Data about app and page elements
-*-
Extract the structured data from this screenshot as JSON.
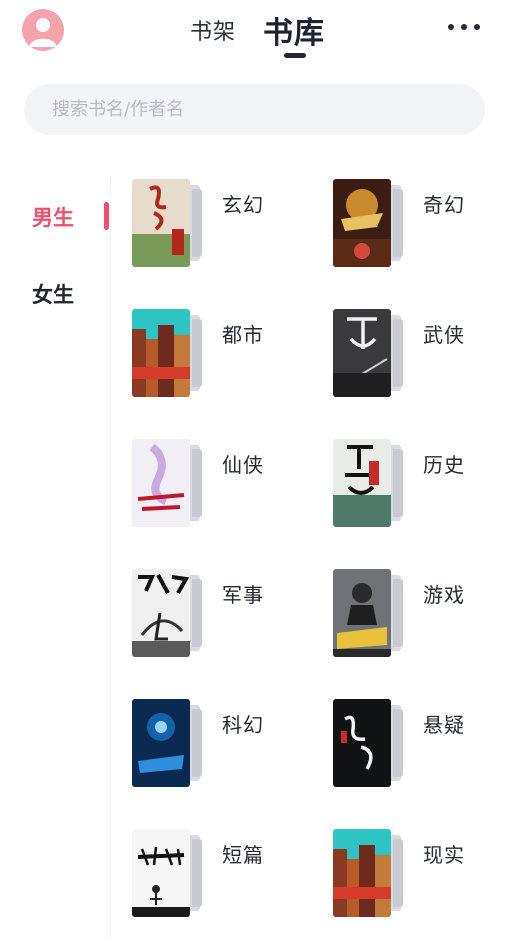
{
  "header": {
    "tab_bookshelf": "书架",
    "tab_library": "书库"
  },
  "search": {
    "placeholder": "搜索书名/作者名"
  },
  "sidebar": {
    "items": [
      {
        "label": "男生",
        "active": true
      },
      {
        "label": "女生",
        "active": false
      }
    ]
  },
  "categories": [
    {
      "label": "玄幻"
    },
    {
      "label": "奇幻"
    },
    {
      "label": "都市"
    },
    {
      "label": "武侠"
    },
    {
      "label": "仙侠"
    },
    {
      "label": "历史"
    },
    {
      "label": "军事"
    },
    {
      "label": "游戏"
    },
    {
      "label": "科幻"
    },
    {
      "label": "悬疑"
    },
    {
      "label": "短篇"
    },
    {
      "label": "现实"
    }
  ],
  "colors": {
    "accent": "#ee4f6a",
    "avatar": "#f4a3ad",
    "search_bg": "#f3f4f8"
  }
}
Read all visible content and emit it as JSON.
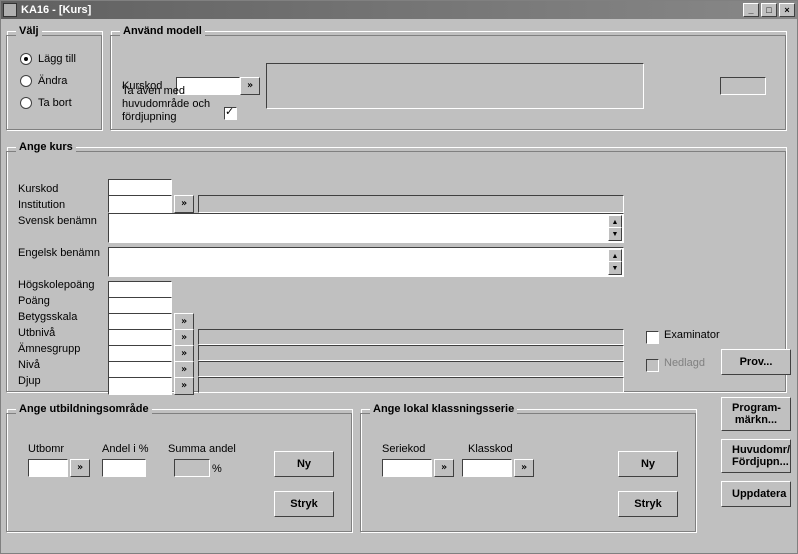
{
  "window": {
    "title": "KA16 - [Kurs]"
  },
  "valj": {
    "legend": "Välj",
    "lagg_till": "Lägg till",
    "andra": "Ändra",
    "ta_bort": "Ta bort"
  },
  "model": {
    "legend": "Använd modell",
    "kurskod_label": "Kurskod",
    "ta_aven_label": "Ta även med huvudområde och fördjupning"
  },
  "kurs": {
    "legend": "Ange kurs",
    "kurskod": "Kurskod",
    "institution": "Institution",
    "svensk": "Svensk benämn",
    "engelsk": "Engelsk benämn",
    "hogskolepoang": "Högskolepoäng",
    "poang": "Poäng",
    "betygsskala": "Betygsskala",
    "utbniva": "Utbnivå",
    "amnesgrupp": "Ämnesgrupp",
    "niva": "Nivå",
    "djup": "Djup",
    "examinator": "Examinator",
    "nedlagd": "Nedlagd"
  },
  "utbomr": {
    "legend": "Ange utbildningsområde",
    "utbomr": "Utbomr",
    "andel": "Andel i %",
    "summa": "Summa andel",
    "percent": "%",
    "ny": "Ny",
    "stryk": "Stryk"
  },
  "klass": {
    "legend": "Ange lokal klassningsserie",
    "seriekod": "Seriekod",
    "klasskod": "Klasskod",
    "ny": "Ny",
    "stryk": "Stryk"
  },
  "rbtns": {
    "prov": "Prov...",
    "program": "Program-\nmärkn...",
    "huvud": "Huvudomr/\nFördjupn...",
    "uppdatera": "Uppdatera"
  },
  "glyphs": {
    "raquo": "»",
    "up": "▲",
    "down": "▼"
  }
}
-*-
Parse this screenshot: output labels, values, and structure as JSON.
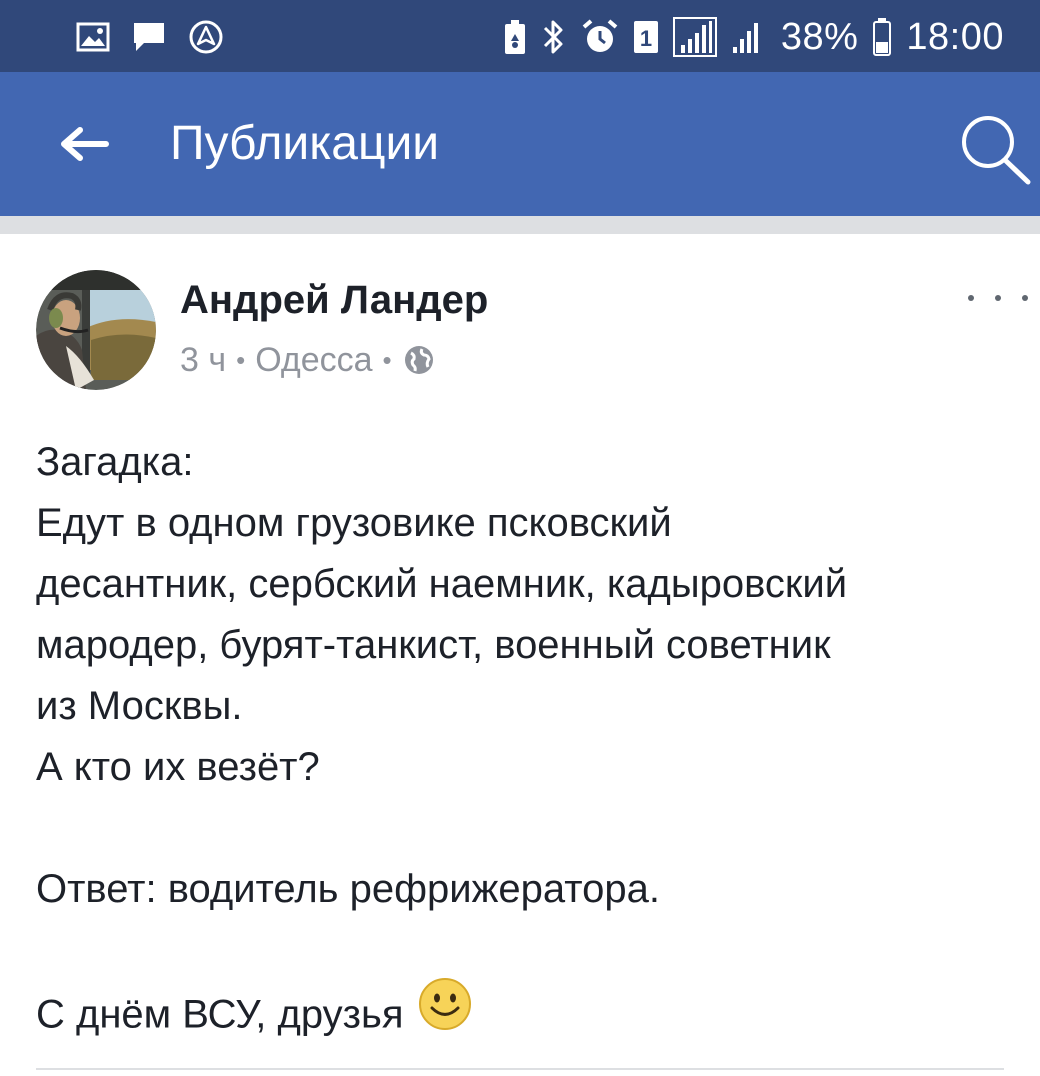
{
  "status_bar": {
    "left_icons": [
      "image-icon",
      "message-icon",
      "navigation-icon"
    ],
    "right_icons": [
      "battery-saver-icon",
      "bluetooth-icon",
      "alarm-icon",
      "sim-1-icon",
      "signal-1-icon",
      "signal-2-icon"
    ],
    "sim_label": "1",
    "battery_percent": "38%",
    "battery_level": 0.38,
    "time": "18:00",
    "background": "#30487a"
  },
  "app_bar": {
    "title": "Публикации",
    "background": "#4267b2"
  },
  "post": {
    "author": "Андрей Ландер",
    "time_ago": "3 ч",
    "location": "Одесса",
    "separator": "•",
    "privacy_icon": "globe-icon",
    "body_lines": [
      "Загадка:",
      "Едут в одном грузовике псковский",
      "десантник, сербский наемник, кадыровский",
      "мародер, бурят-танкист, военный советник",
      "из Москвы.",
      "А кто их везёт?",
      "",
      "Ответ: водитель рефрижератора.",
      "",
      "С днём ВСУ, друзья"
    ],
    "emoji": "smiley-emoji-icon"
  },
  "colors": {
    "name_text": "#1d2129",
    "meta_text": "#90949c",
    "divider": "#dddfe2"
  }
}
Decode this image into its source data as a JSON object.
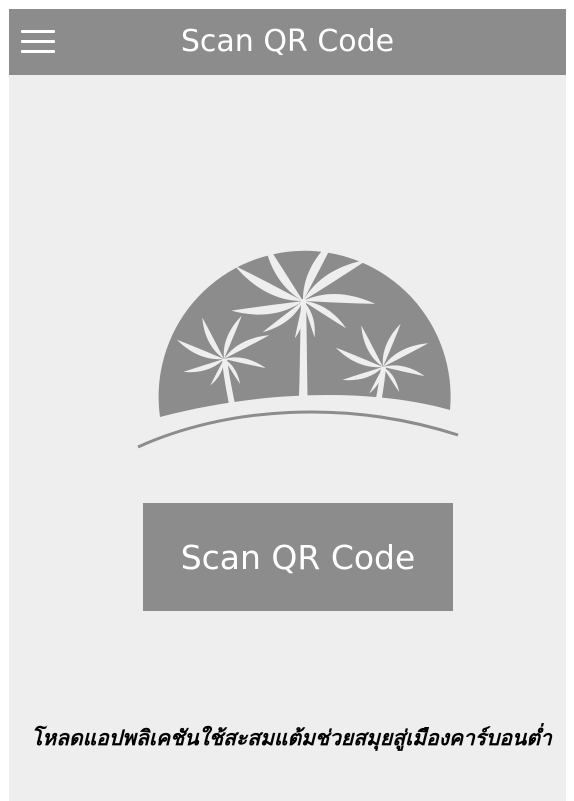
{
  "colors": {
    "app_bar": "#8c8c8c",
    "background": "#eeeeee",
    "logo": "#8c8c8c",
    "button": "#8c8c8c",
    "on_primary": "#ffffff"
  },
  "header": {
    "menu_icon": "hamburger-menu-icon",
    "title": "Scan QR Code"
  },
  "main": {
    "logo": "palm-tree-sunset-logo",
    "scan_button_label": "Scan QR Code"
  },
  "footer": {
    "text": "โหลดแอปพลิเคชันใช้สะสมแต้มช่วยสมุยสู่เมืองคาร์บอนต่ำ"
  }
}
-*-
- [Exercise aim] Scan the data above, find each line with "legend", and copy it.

- [Written answer]
    "legend": "Välj",
    "legend": "Använd modell",
    "legend": "Ange kurs",
    "legend": "Ange utbildningsområde",
    "legend": "Ange lokal klassningsserie",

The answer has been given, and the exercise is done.